Canadian Military History Gateway
Organization > National Defence
Subject > Strategy and Tactics > Special Operations
In fighting along the Cote d’Azur at the end of WW2, the Canadian officer Ralph Wilson Becket won the American Silver Star, along with Sergeant Thomas Price, the most decorated Canadian aboriginal soldier.
Trying to strike back at the Loyalist raiders who caused such trouble, the American rebels sent troops to destroy Iroquois settlements in 1779. Although thousands of refugees were forced to flee, the raids continued with increased strength, with the rebels generally on the losing side.
A young Canadian officer, Ralph Wilson Becket, joined the First Special Service Force, a combined Canadian-American mountain warfare force, and saw service at Kiska and the invasion of southern France.
After 1777, in order to keep the American rebels on the defensive, the British adopted the old Canadian tactic of raiding enemy settlements. The raids were made by mixed groups of Amerindians and soldiers. The troops used were American loyalists such as Butler's Rangers.
American plans called for the recapture of Fort Mackinac in 1814. An attack was defeated by a British ambush in August. The Americans were able to destroy the famous British ship Nancy shortly thereafter, but lost two ships of their own on Lake Huron in September.
When the Glengarry Regiment of Fencible Light Infantry were raised in 1812, they were given uniforms that copied the 95th Regiment of Foot, a prestigeous British rifle regiment that had built a fine reputation serving against the French in Spain.

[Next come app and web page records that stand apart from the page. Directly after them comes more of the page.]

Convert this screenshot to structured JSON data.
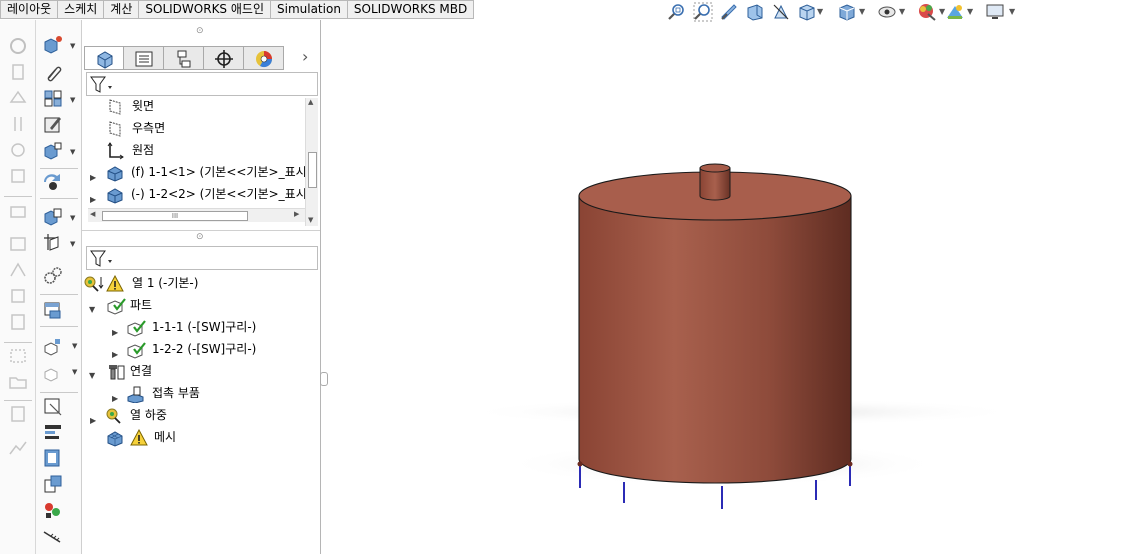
{
  "command_tabs": [
    "레이아웃",
    "스케치",
    "계산",
    "SOLIDWORKS 애드인",
    "Simulation",
    "SOLIDWORKS MBD"
  ],
  "view_toolbar": {
    "icons": [
      "zoom-to-fit-icon",
      "zoom-area-icon",
      "previous-view-icon",
      "section-view-icon",
      "dynamic-annotation-icon",
      "view-orientation-icon",
      "display-style-icon",
      "hide-show-icon",
      "edit-appearance-icon",
      "apply-scene-icon",
      "view-settings-icon"
    ]
  },
  "feature_tree": {
    "items": [
      {
        "label": "윗면",
        "icon": "plane-icon"
      },
      {
        "label": "우측면",
        "icon": "plane-icon"
      },
      {
        "label": "원점",
        "icon": "origin-icon"
      },
      {
        "label": "(f) 1-1<1> (기본<<기본>_표시 ·",
        "icon": "part-icon"
      },
      {
        "label": "(-) 1-2<2> (기본<<기본>_표시",
        "icon": "part-icon"
      }
    ]
  },
  "scroll": {
    "thumb_label": "III"
  },
  "study_tree": {
    "items": [
      {
        "label": "열 1 (-기본-)",
        "icon": "thermal-study-icon"
      },
      {
        "label": "파트",
        "icon": "parts-folder-icon"
      },
      {
        "label": "1-1-1 (-[SW]구리-)",
        "icon": "material-part-icon"
      },
      {
        "label": "1-2-2 (-[SW]구리-)",
        "icon": "material-part-icon"
      },
      {
        "label": "연결",
        "icon": "connections-icon"
      },
      {
        "label": "접촉 부품",
        "icon": "contact-sets-icon"
      },
      {
        "label": "열 하중",
        "icon": "thermal-loads-icon"
      },
      {
        "label": "메시",
        "icon": "mesh-icon"
      }
    ]
  },
  "colors": {
    "cylinder": "#9a4f3f",
    "cylinder_top": "#a45a49",
    "edge": "#1a1a1a",
    "fixture": "#2b2bb5"
  }
}
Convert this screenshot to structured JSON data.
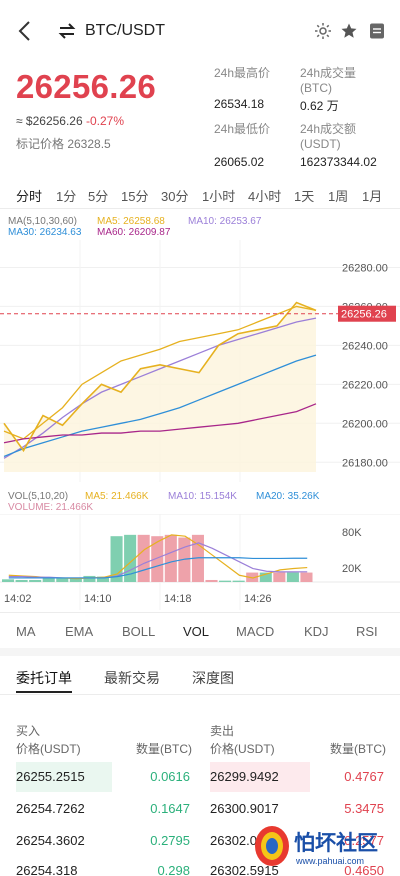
{
  "header": {
    "pair": "BTC/USDT",
    "icons": [
      "back-arrow-icon",
      "swap-icon",
      "sun-icon",
      "star-icon",
      "document-icon"
    ]
  },
  "ticker": {
    "last_price": "26256.26",
    "usd_equiv": "≈ $26256.26",
    "change_pct": "-0.27%",
    "mark_price": "标记价格 26328.5",
    "high_label": "24h最高价",
    "high_value": "26534.18",
    "low_label": "24h最低价",
    "low_value": "26065.02",
    "vol_label": "24h成交量\n(BTC)",
    "vol_value": "0.62 万",
    "amt_label": "24h成交额\n(USDT)",
    "amt_value": "162373344.02"
  },
  "intervals": [
    "分时",
    "1分",
    "5分",
    "15分",
    "30分",
    "1小时",
    "4小时",
    "1天",
    "1周",
    "1月"
  ],
  "intervals_active": 0,
  "main_legend": {
    "title": "MA(5,10,30,60)",
    "ma5": "MA5: 26258.68",
    "ma10": "MA10: 26253.67",
    "ma30": "MA30: 26234.63",
    "ma60": "MA60: 26209.87"
  },
  "price_axis": [
    "26280.00",
    "26260.00",
    "26240.00",
    "26220.00",
    "26200.00",
    "26180.00"
  ],
  "current_price_tag": "26256.26",
  "vol_legend": {
    "title": "VOL(5,10,20)",
    "ma5": "MA5: 21.466K",
    "ma10": "MA10: 15.154K",
    "ma20": "MA20: 35.26K",
    "volume": "VOLUME: 21.466K"
  },
  "vol_axis": [
    "80K",
    "20K"
  ],
  "time_axis": [
    "14:02",
    "14:10",
    "14:18",
    "14:26"
  ],
  "indicator_tabs": [
    "MA",
    "EMA",
    "BOLL",
    "VOL",
    "MACD",
    "KDJ",
    "RSI"
  ],
  "indicator_active": 3,
  "orderbook_tabs": [
    "委托订单",
    "最新交易",
    "深度图"
  ],
  "orderbook_active": 0,
  "orderbook": {
    "bid_title": "买入",
    "ask_title": "卖出",
    "bid_price_hdr": "价格(USDT)",
    "bid_qty_hdr": "数量(BTC)",
    "ask_price_hdr": "价格(USDT)",
    "ask_qty_hdr": "数量(BTC)",
    "rows": [
      {
        "bid_price": "26255.2515",
        "bid_qty": "0.0616",
        "ask_price": "26299.9492",
        "ask_qty": "0.4767"
      },
      {
        "bid_price": "26254.7262",
        "bid_qty": "0.1647",
        "ask_price": "26300.9017",
        "ask_qty": "5.3475"
      },
      {
        "bid_price": "26254.3602",
        "bid_qty": "0.2795",
        "ask_price": "26302.0",
        "ask_qty": "0.2577"
      },
      {
        "bid_price": "26254.318",
        "bid_qty": "0.298",
        "ask_price": "26302.5915",
        "ask_qty": "0.4650"
      }
    ]
  },
  "watermark": {
    "text": "怕坏社区",
    "url": "www.pahuai.com"
  },
  "colors": {
    "up_green": "#2bb07b",
    "down_red": "#e0424f",
    "ma5": "#e6b120",
    "ma10": "#9b7fd8",
    "ma30": "#2f8fd8",
    "ma60": "#a8268a"
  },
  "chart_data": [
    {
      "type": "line",
      "title": "",
      "ylabel": "",
      "ylim": [
        26175,
        26290
      ],
      "x": [
        "14:02",
        "14:10",
        "14:18",
        "14:26"
      ],
      "series": [
        {
          "name": "MA5",
          "values": [
            26196,
            26192,
            26200,
            26208,
            26220,
            26226,
            26232,
            26235,
            26238,
            26242,
            26244,
            26246,
            26248,
            26252,
            26256,
            26260,
            26258
          ]
        },
        {
          "name": "MA10",
          "values": [
            26182,
            26188,
            26195,
            26203,
            26210,
            26216,
            26220,
            26224,
            26228,
            26232,
            26236,
            26240,
            26243,
            26246,
            26249,
            26252,
            26254
          ]
        },
        {
          "name": "MA30",
          "values": [
            26183,
            26187,
            26190,
            26193,
            26196,
            26198,
            26200,
            26202,
            26205,
            26208,
            26212,
            26216,
            26220,
            26224,
            26228,
            26232,
            26235
          ]
        },
        {
          "name": "MA60",
          "values": [
            26190,
            26192,
            26193,
            26194,
            26194,
            26195,
            26195,
            26196,
            26196,
            26197,
            26198,
            26199,
            26200,
            26202,
            26204,
            26206,
            26210
          ]
        }
      ],
      "price_line": [
        26200,
        26186,
        26204,
        26199,
        26210,
        26220,
        26216,
        26228,
        26230,
        26228,
        26226,
        26240,
        26246,
        26248,
        26250,
        26262,
        26258
      ],
      "current_price": 26256.26
    },
    {
      "type": "bar",
      "title": "",
      "ylim": [
        0,
        95000
      ],
      "values": [
        4000,
        3000,
        3000,
        7000,
        6000,
        6000,
        9000,
        8000,
        68000,
        70000,
        70000,
        68000,
        70000,
        66000,
        70000,
        3000,
        2000,
        2000,
        14000,
        14000,
        14000,
        14000,
        14000
      ],
      "up": [
        true,
        true,
        true,
        true,
        true,
        true,
        true,
        true,
        true,
        true,
        false,
        false,
        false,
        false,
        false,
        false,
        true,
        true,
        false,
        true,
        false,
        true,
        false
      ],
      "lines": [
        {
          "name": "MA5",
          "values": [
            10000,
            9000,
            8000,
            6000,
            6000,
            5000,
            6000,
            7000,
            12000,
            30000,
            48000,
            60000,
            70000,
            68000,
            55000,
            40000,
            25000,
            10000,
            6000,
            12000,
            18000,
            20000,
            21466
          ]
        },
        {
          "name": "MA10",
          "values": [
            8000,
            8000,
            7000,
            7000,
            6000,
            6000,
            6000,
            6000,
            9000,
            18000,
            28000,
            36000,
            44000,
            52000,
            58000,
            50000,
            40000,
            30000,
            20000,
            16000,
            15000,
            15000,
            15154
          ]
        },
        {
          "name": "MA20",
          "values": [
            6000,
            6000,
            6000,
            6000,
            6000,
            6000,
            6000,
            6000,
            8000,
            12000,
            18000,
            24000,
            30000,
            34000,
            36000,
            36000,
            36000,
            36000,
            35000,
            35000,
            35000,
            35260,
            35260
          ]
        }
      ]
    }
  ]
}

The officers of the Glengarry regiment wore the same dark green jacket with black facings and silver buttons. The crimson officer's sash was worn over the right shoulder in the fashion of Scottish regiments - appropriate for a unit whose recruits included many emmigrants from Scotland. Reconstruction by Robert J. Marrion. (Canadian War Museum)
During the 18th century, France held huge inland regions in North America with a few men for two reasons. First, land was largely controlled by trade alliances with local Amerindians. Second, tactics were used that combined indigenous methods with European organization and discipline.
In 1775, support from the francophone Canadian population for the British dropped because of Governor Carleton's lack of decisive action against the American rebels. Most Canadians opted for neutrality, choosing to let the British and Americans fight among themselves
Combat for the Canadian militia during raids was a matter of surprise attack from ambush - a volley of musket fire and then a charge with hatchets. The manoeuvres and drill of a European-style battlefield were foreign to them, and there they were best behind fortifications.
During the early phase of the war, the Pacific coast was defended by three divisions, later reduced to the 6th Division in order to provide conscripts for Europe. Elements of the division participated in the liberation of the Aleutian islands of Kiska and Attu in 1943.